One only has to travel a short distance beyond the palace walls to the previously mentioned Shwenandaw Kyuang (Golden Palace Monastery) to see how the carved teak design details of the original royal buildings appeared. Though the exterior gilding and lacquer has long since been lost to time and exposure to the elements, the interior still retains examples of both details. The freestanding building is the only remaining structure from the time of the last Burmese king. Fortunately, it has been preserved, and today it offers visitors, whether foreign or from across Myanmar, a sense of the level of detail and craftsmanship that went into creating the original nineteenth century palace and its subsidiary pavilions.
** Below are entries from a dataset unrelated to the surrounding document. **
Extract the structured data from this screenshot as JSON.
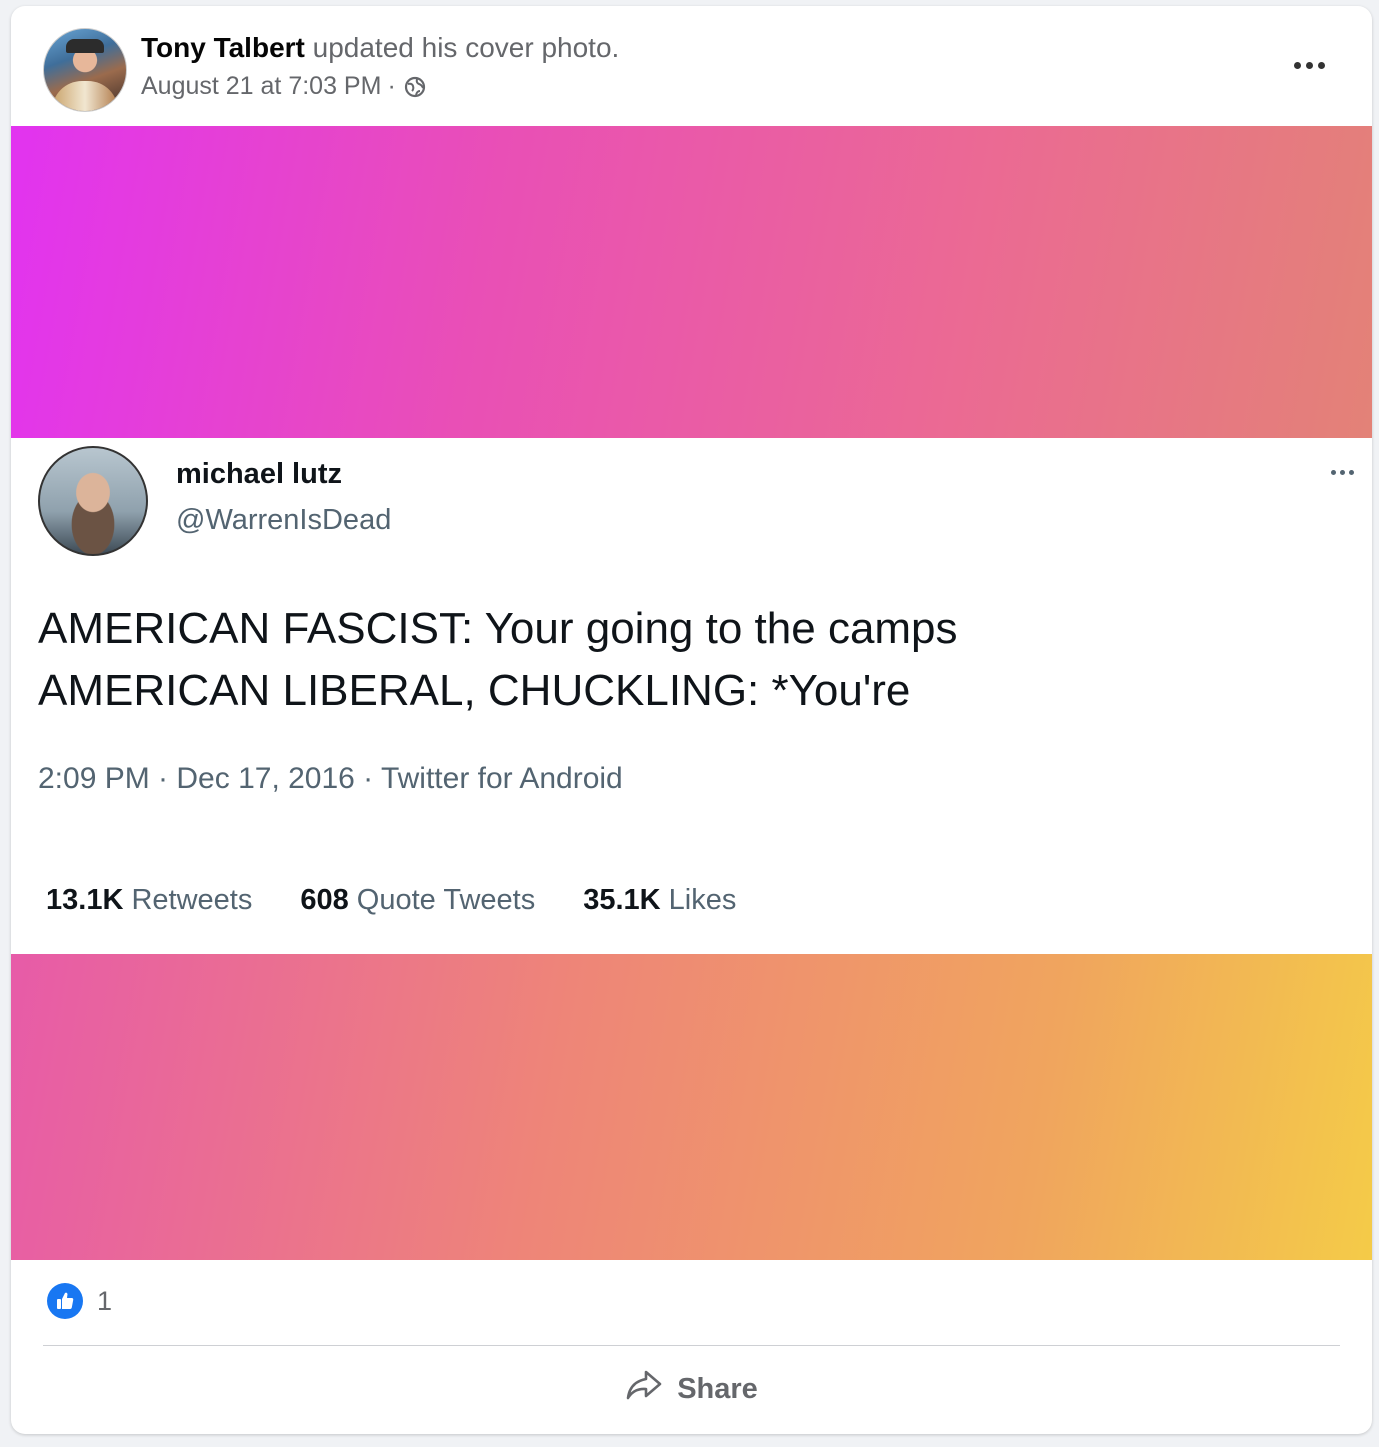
{
  "post": {
    "author": "Tony Talbert",
    "action": "updated his cover photo.",
    "timestamp": "August 21 at 7:03 PM",
    "separator": "·",
    "privacy_icon": "globe-icon",
    "more_icon": "more-horizontal-icon"
  },
  "tweet": {
    "name": "michael lutz",
    "handle": "@WarrenIsDead",
    "lines": [
      "AMERICAN FASCIST: Your going to the camps",
      "AMERICAN LIBERAL, CHUCKLING: *You're"
    ],
    "meta": "2:09 PM · Dec 17, 2016 · Twitter for Android",
    "stats": {
      "retweets_count": "13.1K",
      "retweets_label": "Retweets",
      "quotes_count": "608",
      "quotes_label": "Quote Tweets",
      "likes_count": "35.1K",
      "likes_label": "Likes"
    }
  },
  "footer": {
    "reaction_icon": "like-icon",
    "reaction_count": "1",
    "share_label": "Share",
    "share_icon": "share-arrow-icon"
  },
  "colors": {
    "facebook_blue": "#1877f2",
    "secondary_text": "#65676b",
    "top_gradient": [
      "#e233f0",
      "#e38277"
    ],
    "bottom_gradient": [
      "#e75ba8",
      "#f4cb48"
    ]
  }
}
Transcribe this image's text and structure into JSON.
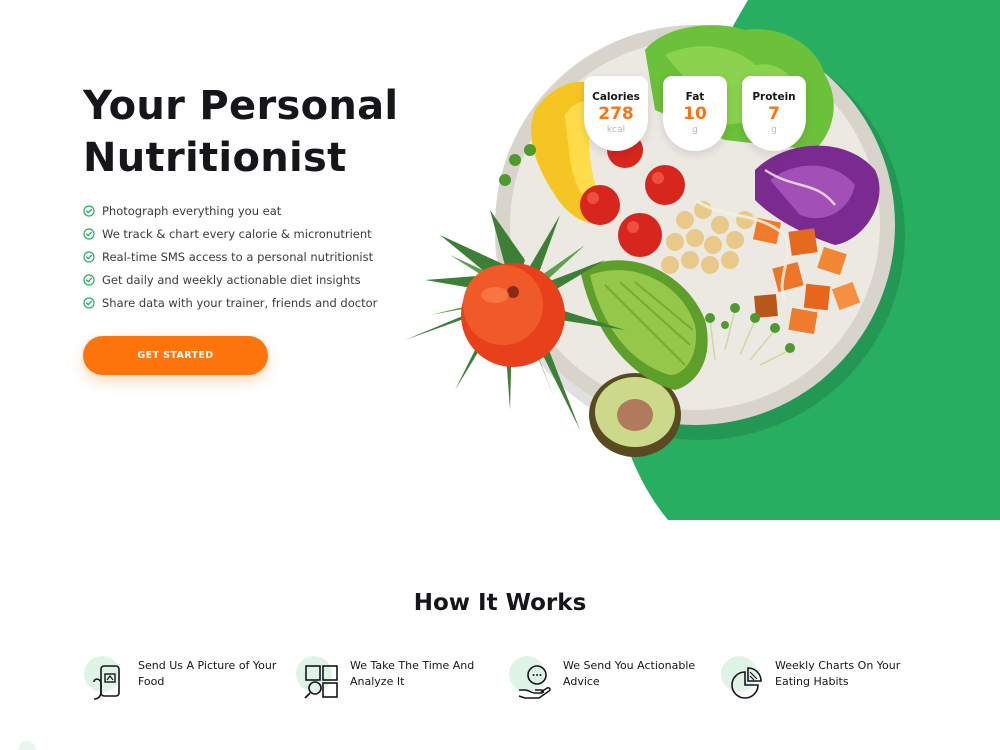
{
  "hero": {
    "title": "Your Personal Nutritionist",
    "features": [
      "Photograph everything you eat",
      "We track & chart every calorie & micronutrient",
      "Real-time SMS access to a personal nutritionist",
      "Get daily and weekly actionable diet insights",
      "Share data with your trainer, friends and doctor"
    ],
    "cta_label": "GET STARTED"
  },
  "nutrition": [
    {
      "label": "Calories",
      "value": "278",
      "unit": "kcal"
    },
    {
      "label": "Fat",
      "value": "10",
      "unit": "g"
    },
    {
      "label": "Protein",
      "value": "7",
      "unit": "g"
    }
  ],
  "how_it_works": {
    "title": "How It Works",
    "steps": [
      {
        "text": "Send Us A Picture of Your Food",
        "icon": "phone-camera-icon"
      },
      {
        "text": "We Take The Time And Analyze It",
        "icon": "analyze-grid-icon"
      },
      {
        "text": "We Send You Actionable Advice",
        "icon": "chat-hand-icon"
      },
      {
        "text": "Weekly Charts On Your Eating Habits",
        "icon": "pie-chart-icon"
      }
    ]
  },
  "colors": {
    "brand_green": "#27ae60",
    "accent_orange": "#fd740d",
    "text_dark": "#15161a",
    "icon_blob": "#dff3e6"
  }
}
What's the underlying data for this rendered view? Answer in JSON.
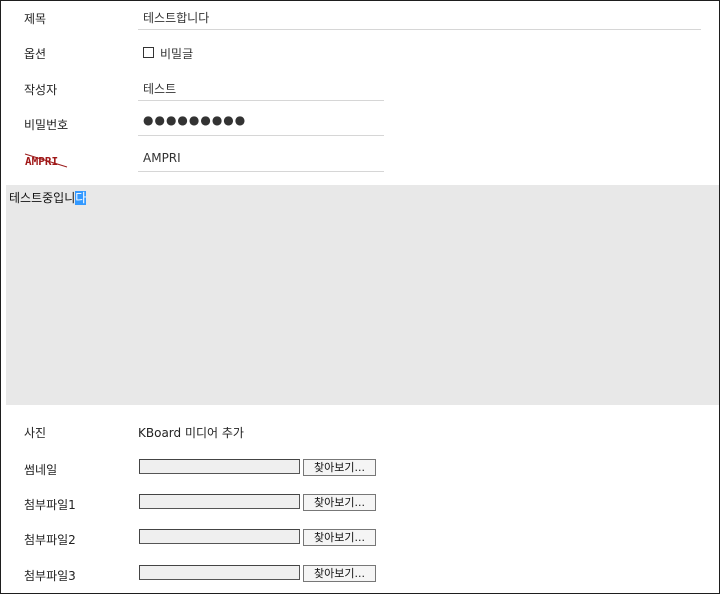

The Royal Palace in Mandalay is a testament to historic preservation in a country whose recent history has been fraught with the fight for democracy by its people. Sites such as the Royal Palace, Kuthodaw Paya and the Golden Palace Monastery will continue provide future generations of Burmese with an acknowledgement of the great achievements of their ancestors. Details such as those seen in the intricately carved teak details of such monuments as the Golden Palace Monastery are symbolic of the lasting traditional culture of the Myanmar people. As the country now enters a new phase of national unification under the shared leadership of Aung San Suu Kyi, the relevance and importance of such places will certainly be heightened.